Every record must come back unchanged, apart from the pictures, which are dropped.

***** Data extracts *****

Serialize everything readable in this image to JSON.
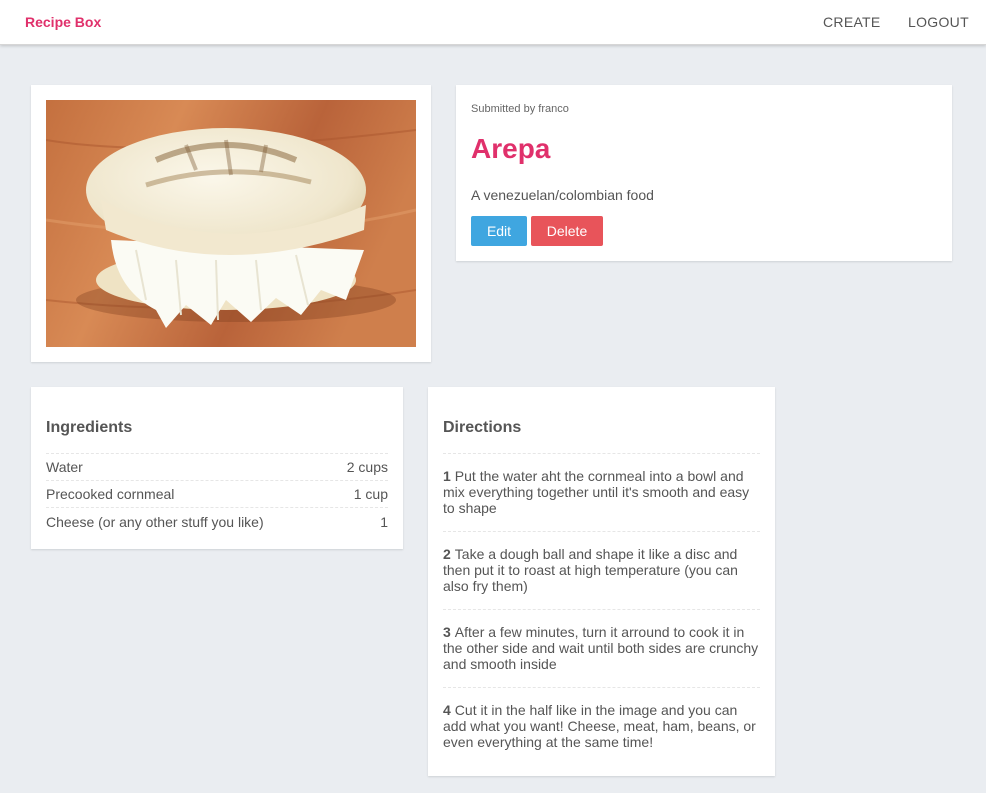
{
  "nav": {
    "brand": "Recipe Box",
    "create": "CREATE",
    "logout": "LOGOUT",
    "brand_color": "#e0306b"
  },
  "recipe": {
    "submitted_by": "Submitted by franco",
    "title": "Arepa",
    "description": "A venezuelan/colombian food",
    "image_subject": "arepa-with-cheese-photo"
  },
  "actions": {
    "edit": "Edit",
    "delete": "Delete",
    "edit_color": "#3fa6e0",
    "delete_color": "#e8545a"
  },
  "ingredients": {
    "title": "Ingredients",
    "items": [
      {
        "name": "Water",
        "qty": "2 cups"
      },
      {
        "name": "Precooked cornmeal",
        "qty": "1 cup"
      },
      {
        "name": "Cheese (or any other stuff you like)",
        "qty": "1"
      }
    ]
  },
  "directions": {
    "title": "Directions",
    "steps": [
      {
        "num": "1",
        "text": "Put the water aht the cornmeal into a bowl and mix everything together until it's smooth and easy to shape"
      },
      {
        "num": "2",
        "text": "Take a dough ball and shape it like a disc and then put it to roast at high temperature (you can also fry them)"
      },
      {
        "num": "3",
        "text": "After a few minutes, turn it arround to cook it in the other side and wait until both sides are crunchy and smooth inside"
      },
      {
        "num": "4",
        "text": "Cut it in the half like in the image and you can add what you want! Cheese, meat, ham, beans, or even everything at the same time!"
      }
    ]
  }
}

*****

• Response to the exercise:
Serialize everything readable in this image to JSON.
{
  "nav": {
    "brand": "Recipe Box",
    "create": "CREATE",
    "logout": "LOGOUT",
    "brand_color": "#e0306b"
  },
  "recipe": {
    "submitted_by": "Submitted by franco",
    "title": "Arepa",
    "description": "A venezuelan/colombian food",
    "image_subject": "arepa-with-cheese-photo"
  },
  "actions": {
    "edit": "Edit",
    "delete": "Delete",
    "edit_color": "#3fa6e0",
    "delete_color": "#e8545a"
  },
  "ingredients": {
    "title": "Ingredients",
    "items": [
      {
        "name": "Water",
        "qty": "2 cups"
      },
      {
        "name": "Precooked cornmeal",
        "qty": "1 cup"
      },
      {
        "name": "Cheese (or any other stuff you like)",
        "qty": "1"
      }
    ]
  },
  "directions": {
    "title": "Directions",
    "steps": [
      {
        "num": "1",
        "text": "Put the water aht the cornmeal into a bowl and mix everything together until it's smooth and easy to shape"
      },
      {
        "num": "2",
        "text": "Take a dough ball and shape it like a disc and then put it to roast at high temperature (you can also fry them)"
      },
      {
        "num": "3",
        "text": "After a few minutes, turn it arround to cook it in the other side and wait until both sides are crunchy and smooth inside"
      },
      {
        "num": "4",
        "text": "Cut it in the half like in the image and you can add what you want! Cheese, meat, ham, beans, or even everything at the same time!"
      }
    ]
  }
}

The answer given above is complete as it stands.